(PROVIDED RECORDS Opens)
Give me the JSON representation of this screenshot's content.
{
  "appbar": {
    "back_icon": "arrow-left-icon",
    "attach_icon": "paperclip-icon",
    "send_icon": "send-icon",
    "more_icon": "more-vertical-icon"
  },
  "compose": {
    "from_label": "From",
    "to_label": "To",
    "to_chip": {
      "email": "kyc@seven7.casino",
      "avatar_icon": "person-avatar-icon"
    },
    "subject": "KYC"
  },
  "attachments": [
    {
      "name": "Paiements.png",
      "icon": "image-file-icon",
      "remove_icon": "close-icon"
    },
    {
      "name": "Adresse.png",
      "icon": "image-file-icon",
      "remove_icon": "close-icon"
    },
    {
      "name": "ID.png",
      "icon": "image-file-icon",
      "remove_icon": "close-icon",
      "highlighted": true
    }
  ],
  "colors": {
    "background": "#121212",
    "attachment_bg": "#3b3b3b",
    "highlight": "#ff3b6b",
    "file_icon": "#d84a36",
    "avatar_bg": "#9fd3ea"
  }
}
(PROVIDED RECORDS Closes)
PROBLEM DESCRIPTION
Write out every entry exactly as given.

SOLUTION TO THIS TASK
Give me the JSON representation of this screenshot's content.
{
  "appbar": {
    "back_icon": "arrow-left-icon",
    "attach_icon": "paperclip-icon",
    "send_icon": "send-icon",
    "more_icon": "more-vertical-icon"
  },
  "compose": {
    "from_label": "From",
    "to_label": "To",
    "to_chip": {
      "email": "kyc@seven7.casino",
      "avatar_icon": "person-avatar-icon"
    },
    "subject": "KYC"
  },
  "attachments": [
    {
      "name": "Paiements.png",
      "icon": "image-file-icon",
      "remove_icon": "close-icon"
    },
    {
      "name": "Adresse.png",
      "icon": "image-file-icon",
      "remove_icon": "close-icon"
    },
    {
      "name": "ID.png",
      "icon": "image-file-icon",
      "remove_icon": "close-icon",
      "highlighted": true
    }
  ],
  "colors": {
    "background": "#121212",
    "attachment_bg": "#3b3b3b",
    "highlight": "#ff3b6b",
    "file_icon": "#d84a36",
    "avatar_bg": "#9fd3ea"
  }
}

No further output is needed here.